Outpatient Inhalant Addiction Treatment

Inhalant addicts whose addictions are not too severe can attend outpatient inhalant rehab. There are varying forms of outpatient inhalant rehab that people can attend depending on the severity of their addictions. The most intensive form of all of the outpatient addiction treatment programs is partial hospitalization program treatment. This is because this form of outpatient addiction treatment occurs all day. 

The second most intensive form of outpatient inhalant rehab is intensive outpatient program treatment. This form of outpatient treatment occurs several hours a day, several days a week. The least intensive form of outpatient rehab that an inhalant addict can attend is standard outpatient addiction treatment. This form of treatment occurs for a couple of hours a day, once or twice a week. 

Therapy for Inhalant Addicts

Regardless of what form of inpatient or outpatient inhalant rehab a person attends, he or she must receive therapy to complete their addiction treatment program. There are varying forms of therapy that inhalant addicts can attend while in rehab. These include individual therapy, group therapy, and family therapy. 

Receive the Best Detox and Addiction Treatment Services Here at Coastal Detox

Here at Coastal Detox, we understand that how one starts their addiction treatment journey has a huge impact on how a person’s addiction recovery journey will go. That’s why we go out of our way to incorporate the latest medical addiction treatment, holistic care, and clinical therapy within our drug and alcohol detox programs. At Coastal Detox, our goal is to service the mind, body, and soul of each and every patient as they go through detox. That way our patients will have a higher chance of success when they enter addiction treatment. 
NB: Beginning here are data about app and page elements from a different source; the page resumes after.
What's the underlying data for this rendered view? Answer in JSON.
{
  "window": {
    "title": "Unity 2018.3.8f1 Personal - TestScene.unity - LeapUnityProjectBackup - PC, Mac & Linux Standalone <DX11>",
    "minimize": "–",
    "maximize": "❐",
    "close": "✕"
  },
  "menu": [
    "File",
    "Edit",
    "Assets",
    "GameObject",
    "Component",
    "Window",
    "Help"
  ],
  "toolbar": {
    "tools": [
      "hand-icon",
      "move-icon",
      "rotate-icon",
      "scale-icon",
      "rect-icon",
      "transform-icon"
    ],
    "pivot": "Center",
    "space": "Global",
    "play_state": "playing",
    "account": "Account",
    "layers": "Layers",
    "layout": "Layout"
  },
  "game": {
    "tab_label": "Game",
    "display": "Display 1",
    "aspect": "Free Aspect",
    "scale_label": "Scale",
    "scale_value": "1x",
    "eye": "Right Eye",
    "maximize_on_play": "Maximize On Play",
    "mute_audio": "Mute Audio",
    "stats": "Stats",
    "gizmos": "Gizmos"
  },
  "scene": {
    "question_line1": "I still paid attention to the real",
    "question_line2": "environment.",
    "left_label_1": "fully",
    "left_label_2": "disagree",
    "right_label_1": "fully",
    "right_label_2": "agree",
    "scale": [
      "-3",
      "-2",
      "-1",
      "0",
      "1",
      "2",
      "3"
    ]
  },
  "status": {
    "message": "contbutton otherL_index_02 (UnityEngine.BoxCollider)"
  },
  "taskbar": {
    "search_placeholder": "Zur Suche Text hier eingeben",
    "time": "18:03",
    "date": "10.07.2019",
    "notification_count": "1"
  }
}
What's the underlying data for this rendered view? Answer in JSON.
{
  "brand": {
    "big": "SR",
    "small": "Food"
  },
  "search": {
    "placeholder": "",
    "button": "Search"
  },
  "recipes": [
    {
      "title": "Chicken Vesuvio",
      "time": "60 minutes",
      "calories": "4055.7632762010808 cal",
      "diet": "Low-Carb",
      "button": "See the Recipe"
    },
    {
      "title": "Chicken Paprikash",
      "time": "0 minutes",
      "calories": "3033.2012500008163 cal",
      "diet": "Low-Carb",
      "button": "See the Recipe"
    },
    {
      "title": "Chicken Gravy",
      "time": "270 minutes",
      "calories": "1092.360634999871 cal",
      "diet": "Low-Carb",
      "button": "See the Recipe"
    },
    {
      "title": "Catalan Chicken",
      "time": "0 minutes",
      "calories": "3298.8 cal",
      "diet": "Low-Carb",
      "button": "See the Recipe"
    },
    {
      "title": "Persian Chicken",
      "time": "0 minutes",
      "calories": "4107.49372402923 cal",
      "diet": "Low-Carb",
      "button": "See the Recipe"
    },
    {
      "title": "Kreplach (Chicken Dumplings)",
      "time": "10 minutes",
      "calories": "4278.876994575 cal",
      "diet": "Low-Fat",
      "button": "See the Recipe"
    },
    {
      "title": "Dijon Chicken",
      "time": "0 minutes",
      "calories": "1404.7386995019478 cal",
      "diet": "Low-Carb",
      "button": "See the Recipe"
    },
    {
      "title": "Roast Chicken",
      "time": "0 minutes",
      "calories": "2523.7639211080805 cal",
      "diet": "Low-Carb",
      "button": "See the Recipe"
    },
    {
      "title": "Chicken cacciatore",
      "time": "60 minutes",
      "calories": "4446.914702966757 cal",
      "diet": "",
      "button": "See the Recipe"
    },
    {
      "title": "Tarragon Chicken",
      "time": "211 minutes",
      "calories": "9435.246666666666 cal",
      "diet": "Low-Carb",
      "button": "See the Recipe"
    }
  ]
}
If you’re looking to attend detox for inhalant abuse or addiction at a top-level detox center, then you must receive care here at Coastal Detox. Not only do we have a holistic method to treatment, but we also make sure that all of our services are clinically based. To ensure this, our staff is made up of a highly experienced and dedicated staff of doctors, nurses, therapists, CNAs, and behavioral health technicians, on top of our holistic treatment specialists. Thus, you can rest assured that you will receive the best care at our detox facility.
To learn more about Coastal Detox and the different services that our detox facility offers, feel free to contact us anytime. Our intake department is staffed around the clock and is ready to take your call. Call our team today!